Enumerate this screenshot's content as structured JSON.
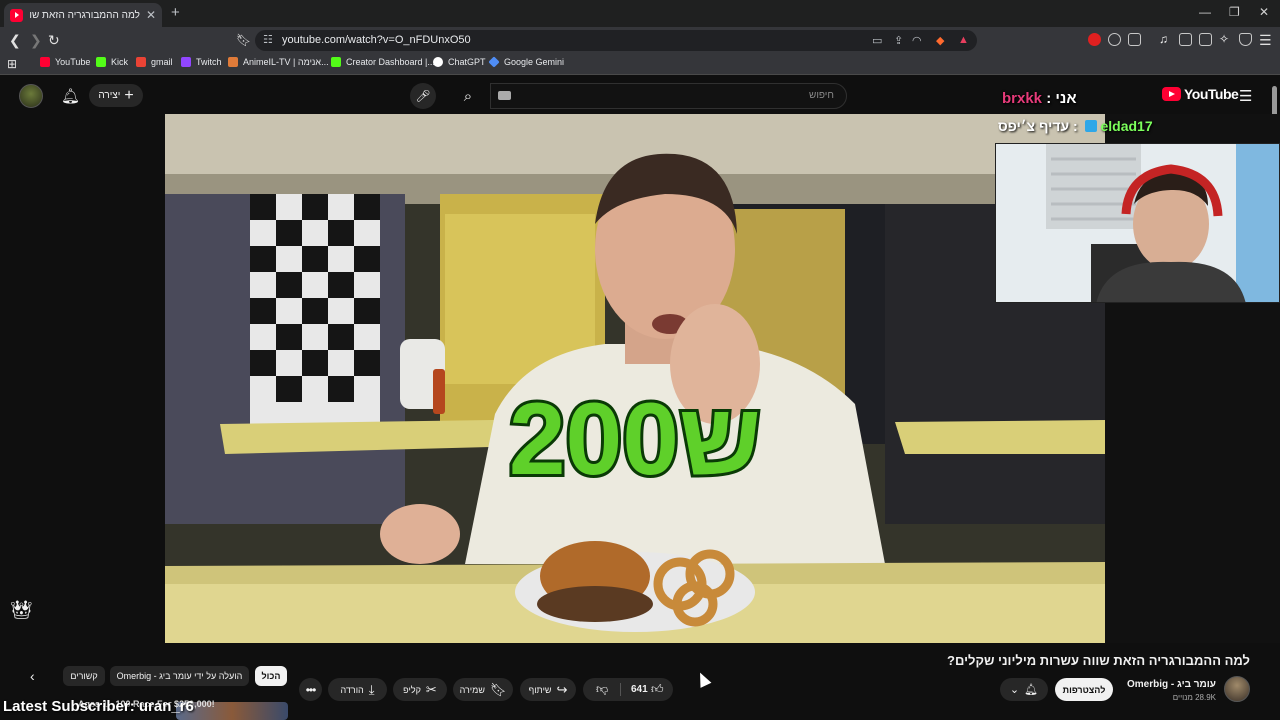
{
  "browser": {
    "tab_title": "למה ההמבורגריה הזאת שווה ע...",
    "new_tab": "+",
    "url": "youtube.com/watch?v=O_nFDUnxO50",
    "window_controls": [
      "—",
      "❐",
      "✕"
    ]
  },
  "bookmarks": [
    {
      "label": "YouTube",
      "color": "#ff0033"
    },
    {
      "label": "Kick",
      "color": "#53fc18"
    },
    {
      "label": "gmail",
      "color": "#ea4335"
    },
    {
      "label": "Twitch",
      "color": "#9146ff"
    },
    {
      "label": "AnimeIL-TV | אנימה...",
      "color": "#e07b39"
    },
    {
      "label": "Creator Dashboard |...",
      "color": "#53fc18"
    },
    {
      "label": "ChatGPT",
      "color": "#ffffff"
    },
    {
      "label": "Google Gemini",
      "color": "#4f8df5"
    }
  ],
  "youtube": {
    "create_label": "יצירה",
    "search_placeholder": "חיפוש",
    "logo_text": "YouTube"
  },
  "overlay": {
    "me_label": "אני :",
    "nick": "brxkk",
    "chat_user": "eldad17",
    "chat_message": ": עדיף צ׳יפס"
  },
  "video": {
    "caption": "200ש",
    "title": "למה ההמבורגריה הזאת שווה עשרות מיליוני שקלים?",
    "channel_name": "עומר ביג - Omerbig",
    "channel_subs": "28.9K מנויים",
    "join_label": "להצטרפות",
    "like_count": "641",
    "share_label": "שיתוף",
    "save_label": "שמירה",
    "clip_label": "קליפ",
    "download_label": "הורדה"
  },
  "chips": {
    "all": "הכול",
    "uploaded_by": "הועלה על ידי עומר ביג - Omerbig",
    "related": "קשורים"
  },
  "stream": {
    "latest_subscriber": "Latest Subscriber: uran_r6",
    "thumb_text": "Ages 1 - 100 Race For $250,000!"
  }
}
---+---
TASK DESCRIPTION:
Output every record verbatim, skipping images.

EXERCISE RESULT:
Enumerate this screenshot's content as structured JSON.
{
  "browser": {
    "tab_title": "למה ההמבורגריה הזאת שווה ע...",
    "new_tab": "+",
    "url": "youtube.com/watch?v=O_nFDUnxO50",
    "window_controls": [
      "—",
      "❐",
      "✕"
    ]
  },
  "bookmarks": [
    {
      "label": "YouTube",
      "color": "#ff0033"
    },
    {
      "label": "Kick",
      "color": "#53fc18"
    },
    {
      "label": "gmail",
      "color": "#ea4335"
    },
    {
      "label": "Twitch",
      "color": "#9146ff"
    },
    {
      "label": "AnimeIL-TV | אנימה...",
      "color": "#e07b39"
    },
    {
      "label": "Creator Dashboard |...",
      "color": "#53fc18"
    },
    {
      "label": "ChatGPT",
      "color": "#ffffff"
    },
    {
      "label": "Google Gemini",
      "color": "#4f8df5"
    }
  ],
  "youtube": {
    "create_label": "יצירה",
    "search_placeholder": "חיפוש",
    "logo_text": "YouTube"
  },
  "overlay": {
    "me_label": "אני :",
    "nick": "brxkk",
    "chat_user": "eldad17",
    "chat_message": ": עדיף צ׳יפס"
  },
  "video": {
    "caption": "200ש",
    "title": "למה ההמבורגריה הזאת שווה עשרות מיליוני שקלים?",
    "channel_name": "עומר ביג - Omerbig",
    "channel_subs": "28.9K מנויים",
    "join_label": "להצטרפות",
    "like_count": "641",
    "share_label": "שיתוף",
    "save_label": "שמירה",
    "clip_label": "קליפ",
    "download_label": "הורדה"
  },
  "chips": {
    "all": "הכול",
    "uploaded_by": "הועלה על ידי עומר ביג - Omerbig",
    "related": "קשורים"
  },
  "stream": {
    "latest_subscriber": "Latest Subscriber: uran_r6",
    "thumb_text": "Ages 1 - 100 Race For $250,000!"
  }
}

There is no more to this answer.